The full listing, from first line to last, should be set down again exactly.

%%

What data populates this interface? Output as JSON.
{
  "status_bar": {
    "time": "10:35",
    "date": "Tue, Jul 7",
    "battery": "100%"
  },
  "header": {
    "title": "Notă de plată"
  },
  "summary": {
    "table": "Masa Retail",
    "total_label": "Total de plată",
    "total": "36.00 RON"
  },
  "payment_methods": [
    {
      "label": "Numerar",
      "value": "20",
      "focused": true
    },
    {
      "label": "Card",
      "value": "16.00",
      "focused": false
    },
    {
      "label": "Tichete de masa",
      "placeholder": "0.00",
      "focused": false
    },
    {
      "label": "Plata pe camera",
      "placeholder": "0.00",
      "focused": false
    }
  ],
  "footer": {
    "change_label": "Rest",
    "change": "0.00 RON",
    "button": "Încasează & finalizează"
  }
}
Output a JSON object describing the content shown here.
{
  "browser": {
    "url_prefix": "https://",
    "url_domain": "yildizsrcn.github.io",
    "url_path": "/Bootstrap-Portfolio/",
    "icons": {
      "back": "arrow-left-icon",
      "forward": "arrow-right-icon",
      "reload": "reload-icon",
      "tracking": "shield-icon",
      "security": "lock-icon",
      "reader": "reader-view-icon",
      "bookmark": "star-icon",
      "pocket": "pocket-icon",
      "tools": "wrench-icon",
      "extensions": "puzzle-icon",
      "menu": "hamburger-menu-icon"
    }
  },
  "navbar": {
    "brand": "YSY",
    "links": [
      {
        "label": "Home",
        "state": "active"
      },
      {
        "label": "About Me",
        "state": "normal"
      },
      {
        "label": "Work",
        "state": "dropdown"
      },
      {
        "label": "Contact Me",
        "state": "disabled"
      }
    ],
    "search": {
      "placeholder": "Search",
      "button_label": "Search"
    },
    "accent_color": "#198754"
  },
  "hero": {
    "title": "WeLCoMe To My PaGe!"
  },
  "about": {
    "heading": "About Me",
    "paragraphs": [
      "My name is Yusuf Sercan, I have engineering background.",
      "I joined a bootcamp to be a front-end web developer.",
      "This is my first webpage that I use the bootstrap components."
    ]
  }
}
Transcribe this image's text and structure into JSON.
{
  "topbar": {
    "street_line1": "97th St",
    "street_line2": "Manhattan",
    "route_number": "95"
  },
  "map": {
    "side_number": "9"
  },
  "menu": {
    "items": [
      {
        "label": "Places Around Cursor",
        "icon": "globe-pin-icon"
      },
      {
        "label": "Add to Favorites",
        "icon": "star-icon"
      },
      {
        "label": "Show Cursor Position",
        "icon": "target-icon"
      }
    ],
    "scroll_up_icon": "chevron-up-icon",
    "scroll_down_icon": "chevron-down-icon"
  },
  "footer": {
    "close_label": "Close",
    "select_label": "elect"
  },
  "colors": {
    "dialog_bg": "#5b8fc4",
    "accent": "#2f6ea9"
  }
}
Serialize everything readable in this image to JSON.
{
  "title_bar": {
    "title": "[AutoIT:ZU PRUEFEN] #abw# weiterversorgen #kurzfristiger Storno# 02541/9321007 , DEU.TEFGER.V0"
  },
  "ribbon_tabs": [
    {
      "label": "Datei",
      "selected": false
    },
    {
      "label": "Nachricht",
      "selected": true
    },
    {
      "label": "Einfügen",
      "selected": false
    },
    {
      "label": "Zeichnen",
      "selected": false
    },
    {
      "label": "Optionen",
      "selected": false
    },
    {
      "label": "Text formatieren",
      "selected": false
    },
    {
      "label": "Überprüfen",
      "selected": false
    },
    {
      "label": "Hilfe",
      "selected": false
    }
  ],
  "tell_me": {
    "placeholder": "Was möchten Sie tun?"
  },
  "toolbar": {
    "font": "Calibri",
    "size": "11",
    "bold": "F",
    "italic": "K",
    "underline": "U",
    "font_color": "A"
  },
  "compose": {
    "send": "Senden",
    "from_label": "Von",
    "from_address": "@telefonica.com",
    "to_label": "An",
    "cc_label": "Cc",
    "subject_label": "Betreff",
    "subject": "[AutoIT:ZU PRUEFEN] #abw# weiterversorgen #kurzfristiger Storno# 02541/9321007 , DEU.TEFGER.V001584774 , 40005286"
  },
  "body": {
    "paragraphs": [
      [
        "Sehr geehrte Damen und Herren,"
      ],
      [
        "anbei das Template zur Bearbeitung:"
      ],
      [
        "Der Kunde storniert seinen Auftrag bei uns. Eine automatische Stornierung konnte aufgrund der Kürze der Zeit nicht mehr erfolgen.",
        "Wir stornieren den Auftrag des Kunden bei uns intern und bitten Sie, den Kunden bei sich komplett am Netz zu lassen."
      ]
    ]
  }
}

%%

**Reply to the exercise:**
What data populates this interface? Output as JSON.
{
  "status_bar": {
    "time": "10:35",
    "date": "Tue, Jul 7",
    "battery": "100%"
  },
  "header": {
    "title": "Notă de plată"
  },
  "summary": {
    "table": "Masa Retail",
    "total_label": "Total de plată",
    "total": "36.00 RON"
  },
  "payment_methods": [
    {
      "label": "Numerar",
      "value": "20",
      "focused": true
    },
    {
      "label": "Card",
      "value": "16.00",
      "focused": false
    },
    {
      "label": "Tichete de masa",
      "placeholder": "0.00",
      "focused": false
    },
    {
      "label": "Plata pe camera",
      "placeholder": "0.00",
      "focused": false
    }
  ],
  "footer": {
    "change_label": "Rest",
    "change": "0.00 RON",
    "button": "Încasează & finalizează"
  }
}
Output a JSON object describing the content shown here.
{
  "browser": {
    "url_prefix": "https://",
    "url_domain": "yildizsrcn.github.io",
    "url_path": "/Bootstrap-Portfolio/",
    "icons": {
      "back": "arrow-left-icon",
      "forward": "arrow-right-icon",
      "reload": "reload-icon",
      "tracking": "shield-icon",
      "security": "lock-icon",
      "reader": "reader-view-icon",
      "bookmark": "star-icon",
      "pocket": "pocket-icon",
      "tools": "wrench-icon",
      "extensions": "puzzle-icon",
      "menu": "hamburger-menu-icon"
    }
  },
  "navbar": {
    "brand": "YSY",
    "links": [
      {
        "label": "Home",
        "state": "active"
      },
      {
        "label": "About Me",
        "state": "normal"
      },
      {
        "label": "Work",
        "state": "dropdown"
      },
      {
        "label": "Contact Me",
        "state": "disabled"
      }
    ],
    "search": {
      "placeholder": "Search",
      "button_label": "Search"
    },
    "accent_color": "#198754"
  },
  "hero": {
    "title": "WeLCoMe To My PaGe!"
  },
  "about": {
    "heading": "About Me",
    "paragraphs": [
      "My name is Yusuf Sercan, I have engineering background.",
      "I joined a bootcamp to be a front-end web developer.",
      "This is my first webpage that I use the bootstrap components."
    ]
  }
}
Transcribe this image's text and structure into JSON.
{
  "topbar": {
    "street_line1": "97th St",
    "street_line2": "Manhattan",
    "route_number": "95"
  },
  "map": {
    "side_number": "9"
  },
  "menu": {
    "items": [
      {
        "label": "Places Around Cursor",
        "icon": "globe-pin-icon"
      },
      {
        "label": "Add to Favorites",
        "icon": "star-icon"
      },
      {
        "label": "Show Cursor Position",
        "icon": "target-icon"
      }
    ],
    "scroll_up_icon": "chevron-up-icon",
    "scroll_down_icon": "chevron-down-icon"
  },
  "footer": {
    "close_label": "Close",
    "select_label": "elect"
  },
  "colors": {
    "dialog_bg": "#5b8fc4",
    "accent": "#2f6ea9"
  }
}
Serialize everything readable in this image to JSON.
{
  "title_bar": {
    "title": "[AutoIT:ZU PRUEFEN] #abw# weiterversorgen #kurzfristiger Storno# 02541/9321007 , DEU.TEFGER.V0"
  },
  "ribbon_tabs": [
    {
      "label": "Datei",
      "selected": false
    },
    {
      "label": "Nachricht",
      "selected": true
    },
    {
      "label": "Einfügen",
      "selected": false
    },
    {
      "label": "Zeichnen",
      "selected": false
    },
    {
      "label": "Optionen",
      "selected": false
    },
    {
      "label": "Text formatieren",
      "selected": false
    },
    {
      "label": "Überprüfen",
      "selected": false
    },
    {
      "label": "Hilfe",
      "selected": false
    }
  ],
  "tell_me": {
    "placeholder": "Was möchten Sie tun?"
  },
  "toolbar": {
    "font": "Calibri",
    "size": "11",
    "bold": "F",
    "italic": "K",
    "underline": "U",
    "font_color": "A"
  },
  "compose": {
    "send": "Senden",
    "from_label": "Von",
    "from_address": "@telefonica.com",
    "to_label": "An",
    "cc_label": "Cc",
    "subject_label": "Betreff",
    "subject": "[AutoIT:ZU PRUEFEN] #abw# weiterversorgen #kurzfristiger Storno# 02541/9321007 , DEU.TEFGER.V001584774 , 40005286"
  },
  "body": {
    "paragraphs": [
      [
        "Sehr geehrte Damen und Herren,"
      ],
      [
        "anbei das Template zur Bearbeitung:"
      ],
      [
        "Der Kunde storniert seinen Auftrag bei uns. Eine automatische Stornierung konnte aufgrund der Kürze der Zeit nicht mehr erfolgen.",
        "Wir stornieren den Auftrag des Kunden bei uns intern und bitten Sie, den Kunden bei sich komplett am Netz zu lassen."
      ]
    ]
  }
}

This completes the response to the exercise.